▶ **MATERIAL FOR THE TASK**:
BEGIN

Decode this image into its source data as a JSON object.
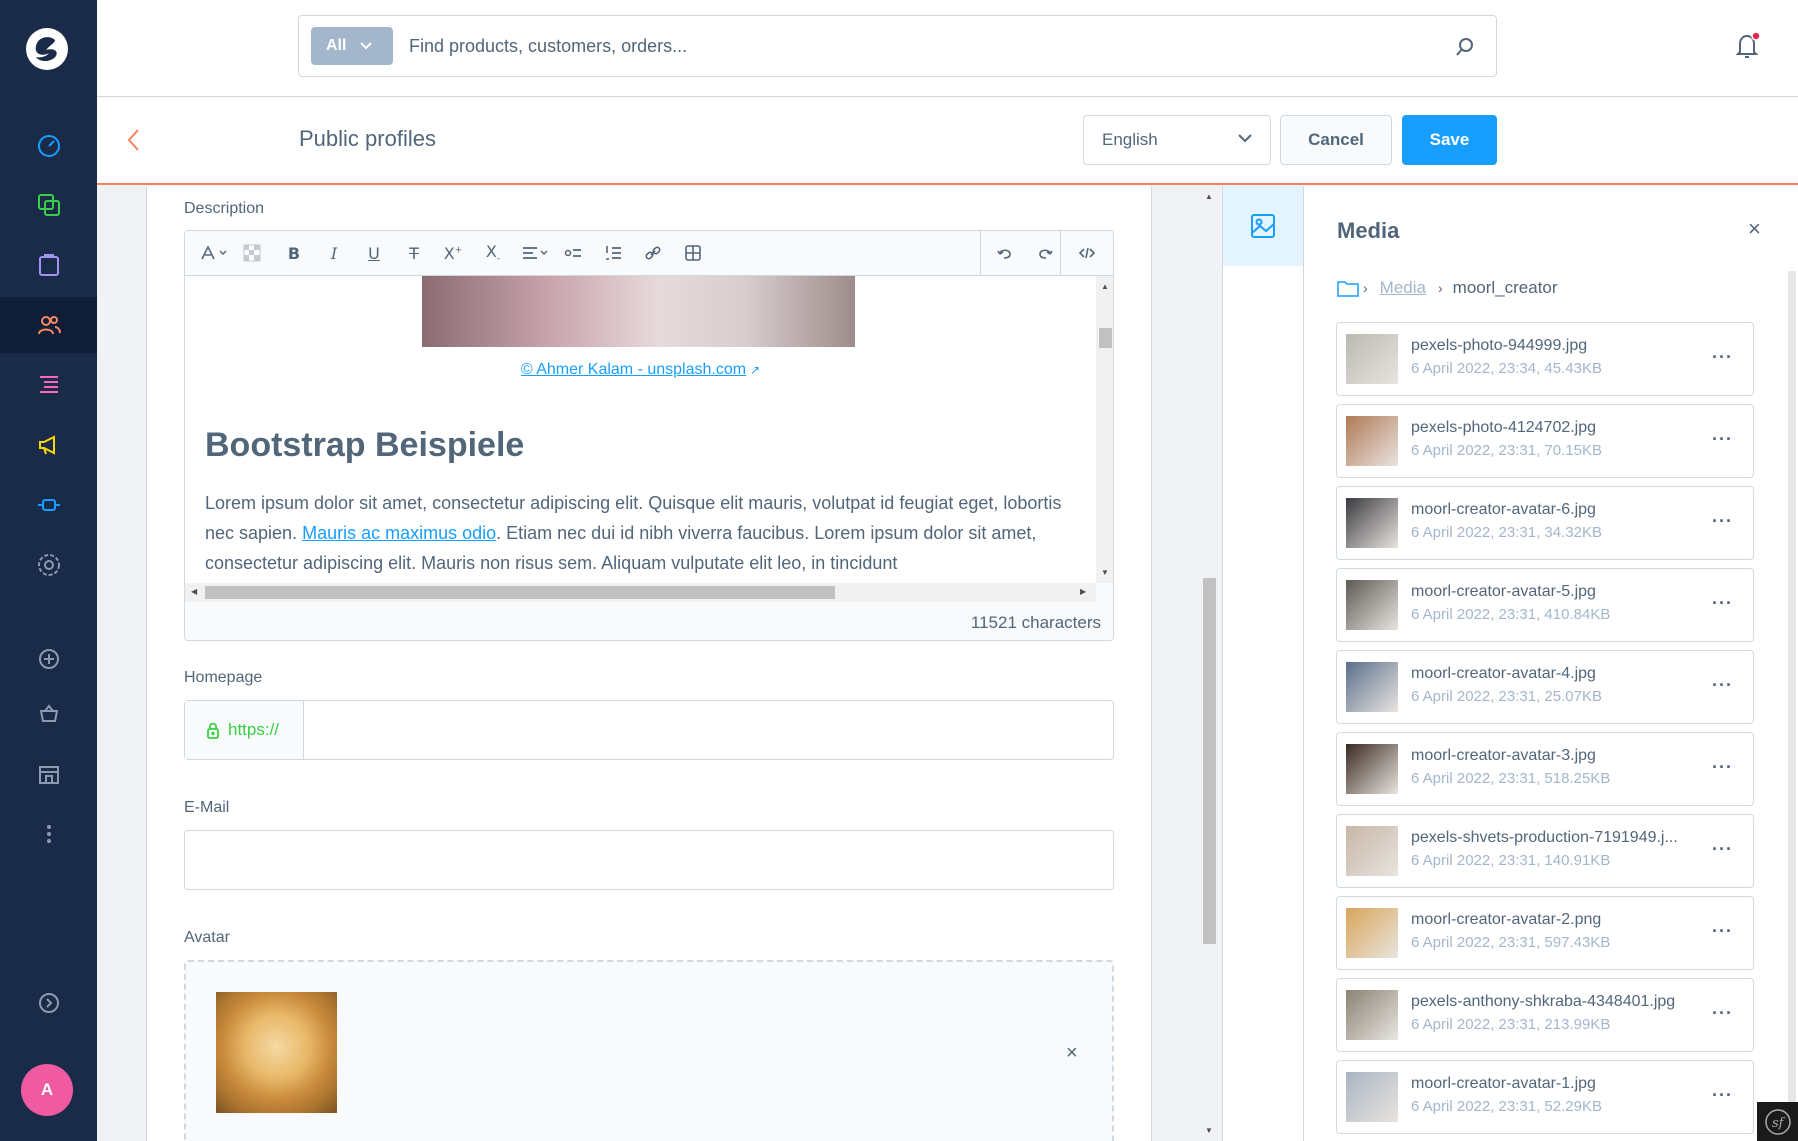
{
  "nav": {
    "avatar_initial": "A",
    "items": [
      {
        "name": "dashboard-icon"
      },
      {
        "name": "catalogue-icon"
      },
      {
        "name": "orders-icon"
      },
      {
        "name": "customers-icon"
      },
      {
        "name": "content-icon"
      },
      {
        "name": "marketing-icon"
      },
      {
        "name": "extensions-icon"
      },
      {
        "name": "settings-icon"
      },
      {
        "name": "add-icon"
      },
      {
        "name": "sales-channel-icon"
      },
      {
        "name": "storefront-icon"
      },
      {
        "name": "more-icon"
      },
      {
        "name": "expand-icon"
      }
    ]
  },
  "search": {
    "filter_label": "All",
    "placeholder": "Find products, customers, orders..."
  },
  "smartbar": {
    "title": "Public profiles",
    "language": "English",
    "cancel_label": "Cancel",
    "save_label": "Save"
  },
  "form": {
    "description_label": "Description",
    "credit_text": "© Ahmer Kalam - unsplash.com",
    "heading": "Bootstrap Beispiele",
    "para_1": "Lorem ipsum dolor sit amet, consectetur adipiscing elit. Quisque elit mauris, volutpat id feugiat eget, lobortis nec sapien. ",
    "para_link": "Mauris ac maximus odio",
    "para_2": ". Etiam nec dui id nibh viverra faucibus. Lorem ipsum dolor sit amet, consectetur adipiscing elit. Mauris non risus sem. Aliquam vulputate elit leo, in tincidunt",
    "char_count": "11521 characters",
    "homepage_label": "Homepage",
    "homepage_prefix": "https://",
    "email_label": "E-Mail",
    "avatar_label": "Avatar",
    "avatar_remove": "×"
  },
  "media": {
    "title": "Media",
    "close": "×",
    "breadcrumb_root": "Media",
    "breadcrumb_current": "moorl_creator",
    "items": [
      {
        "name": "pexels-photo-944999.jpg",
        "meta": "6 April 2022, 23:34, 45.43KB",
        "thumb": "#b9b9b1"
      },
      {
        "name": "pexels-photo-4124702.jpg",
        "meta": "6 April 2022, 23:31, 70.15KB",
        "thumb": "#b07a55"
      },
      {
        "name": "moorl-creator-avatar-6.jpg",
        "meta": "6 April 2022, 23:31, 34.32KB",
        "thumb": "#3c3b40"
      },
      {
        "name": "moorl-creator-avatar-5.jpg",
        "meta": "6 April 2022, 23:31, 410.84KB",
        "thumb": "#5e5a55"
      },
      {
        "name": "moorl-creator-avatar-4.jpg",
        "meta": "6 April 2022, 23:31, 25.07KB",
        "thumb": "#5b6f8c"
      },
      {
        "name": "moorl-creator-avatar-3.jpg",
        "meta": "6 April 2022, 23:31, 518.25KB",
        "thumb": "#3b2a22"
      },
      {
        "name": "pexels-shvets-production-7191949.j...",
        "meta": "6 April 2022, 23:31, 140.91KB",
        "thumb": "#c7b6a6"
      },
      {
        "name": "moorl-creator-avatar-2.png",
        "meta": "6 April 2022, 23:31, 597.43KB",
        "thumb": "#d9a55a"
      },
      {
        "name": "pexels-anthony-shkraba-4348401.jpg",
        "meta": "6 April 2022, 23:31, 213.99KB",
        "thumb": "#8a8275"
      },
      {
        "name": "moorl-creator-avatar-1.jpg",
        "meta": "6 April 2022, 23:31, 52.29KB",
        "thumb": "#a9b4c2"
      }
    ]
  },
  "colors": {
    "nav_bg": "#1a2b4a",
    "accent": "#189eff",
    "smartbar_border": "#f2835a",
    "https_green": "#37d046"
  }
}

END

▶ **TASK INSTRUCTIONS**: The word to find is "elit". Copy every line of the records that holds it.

▶ **ANSWER**:
    "para_1": "Lorem ipsum dolor sit amet, consectetur adipiscing elit. Quisque elit mauris, volutpat id feugiat eget, lobortis nec sapien. ",
    "para_2": ". Etiam nec dui id nibh viverra faucibus. Lorem ipsum dolor sit amet, consectetur adipiscing elit. Mauris non risus sem. Aliquam vulputate elit leo, in tincidunt",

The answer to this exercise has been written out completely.